Exercise goal → From top to bottom, return the listing exactly as it appears, omitting its images.

Extracted information →

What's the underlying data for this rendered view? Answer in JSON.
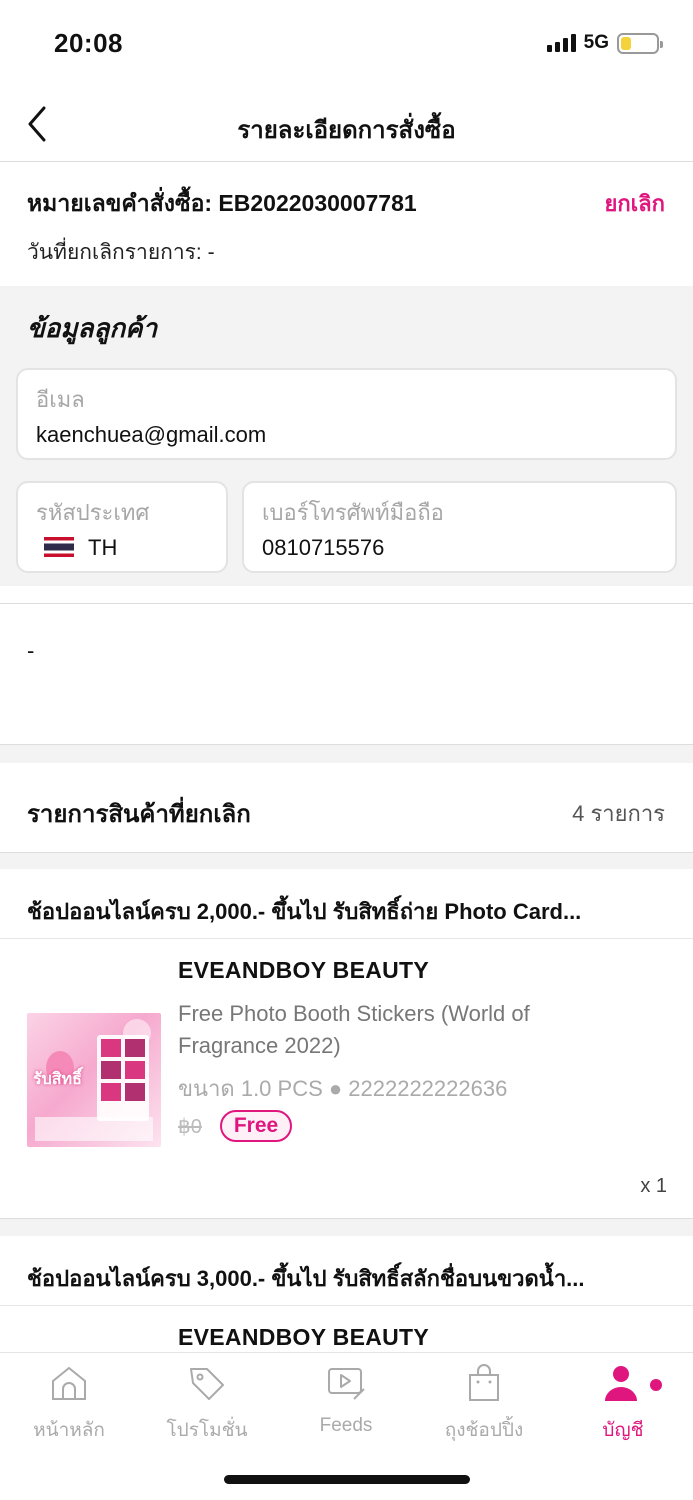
{
  "status": {
    "time": "20:08",
    "network": "5G",
    "battery_level": 0.3
  },
  "nav": {
    "title": "รายละเอียดการสั่งซื้อ",
    "back_icon": "chevron-left-icon"
  },
  "order": {
    "number_label": "หมายเลขคำสั่งซื้อ: EB202203000​7781",
    "cancel_label": "ยกเลิก",
    "cancel_date_label": "วันที่ยกเลิกรายการ:  -"
  },
  "customer": {
    "title": "ข้อมูลลูกค้า",
    "email_label": "อีเมล",
    "email_value": "kaenchuea@gmail.com",
    "country_label": "รหัสประเทศ",
    "country_value": "TH",
    "phone_label": "เบอร์โทรศัพท์มือถือ",
    "phone_value": "0810715576"
  },
  "note": {
    "text": "-"
  },
  "items": {
    "title": "รายการสินค้าที่ยกเลิก",
    "count_label": "4 รายการ",
    "list": [
      {
        "promo": "ช้อปออนไลน์ครบ 2,000.- ขึ้นไป รับสิทธิ์ถ่าย Photo Card...",
        "brand": "EVEANDBOY BEAUTY",
        "name": "Free Photo Booth Stickers  (World of Fragrance 2022)",
        "variant": "ขนาด 1.0 PCS ● 2222222222636",
        "old_price": "฿0",
        "badge": "Free",
        "qty": "x 1",
        "thumb_text": "รับสิทธิ์"
      },
      {
        "promo": "ช้อปออนไลน์ครบ 3,000.- ขึ้นไป รับสิทธิ์สลักชื่อบนขวดน้ำ...",
        "brand": "EVEANDBOY BEAUTY"
      }
    ]
  },
  "tabs": [
    {
      "label": "หน้าหลัก",
      "icon": "home-icon"
    },
    {
      "label": "โปรโมชั่น",
      "icon": "tag-icon"
    },
    {
      "label": "Feeds",
      "icon": "video-icon"
    },
    {
      "label": "ถุงช้อปปิ้ง",
      "icon": "shopping-bag-icon"
    },
    {
      "label": "บัญชี",
      "icon": "account-icon",
      "active": true
    }
  ],
  "colors": {
    "accent": "#e0167f",
    "section_bg": "#f3f3f3"
  }
}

Answer to the exercise →
What's the underlying data for this rendered view? Answer in JSON.
{
  "status": {
    "time": "20:08",
    "network": "5G",
    "battery_level": 0.3
  },
  "nav": {
    "title": "รายละเอียดการสั่งซื้อ",
    "back_icon": "chevron-left-icon"
  },
  "order": {
    "number_label": "หมายเลขคำสั่งซื้อ: EB202203000​7781",
    "cancel_label": "ยกเลิก",
    "cancel_date_label": "วันที่ยกเลิกรายการ:  -"
  },
  "customer": {
    "title": "ข้อมูลลูกค้า",
    "email_label": "อีเมล",
    "email_value": "kaenchuea@gmail.com",
    "country_label": "รหัสประเทศ",
    "country_value": "TH",
    "phone_label": "เบอร์โทรศัพท์มือถือ",
    "phone_value": "0810715576"
  },
  "note": {
    "text": "-"
  },
  "items": {
    "title": "รายการสินค้าที่ยกเลิก",
    "count_label": "4 รายการ",
    "list": [
      {
        "promo": "ช้อปออนไลน์ครบ 2,000.- ขึ้นไป รับสิทธิ์ถ่าย Photo Card...",
        "brand": "EVEANDBOY BEAUTY",
        "name": "Free Photo Booth Stickers  (World of Fragrance 2022)",
        "variant": "ขนาด 1.0 PCS ● 2222222222636",
        "old_price": "฿0",
        "badge": "Free",
        "qty": "x 1",
        "thumb_text": "รับสิทธิ์"
      },
      {
        "promo": "ช้อปออนไลน์ครบ 3,000.- ขึ้นไป รับสิทธิ์สลักชื่อบนขวดน้ำ...",
        "brand": "EVEANDBOY BEAUTY"
      }
    ]
  },
  "tabs": [
    {
      "label": "หน้าหลัก",
      "icon": "home-icon"
    },
    {
      "label": "โปรโมชั่น",
      "icon": "tag-icon"
    },
    {
      "label": "Feeds",
      "icon": "video-icon"
    },
    {
      "label": "ถุงช้อปปิ้ง",
      "icon": "shopping-bag-icon"
    },
    {
      "label": "บัญชี",
      "icon": "account-icon",
      "active": true
    }
  ],
  "colors": {
    "accent": "#e0167f",
    "section_bg": "#f3f3f3"
  }
}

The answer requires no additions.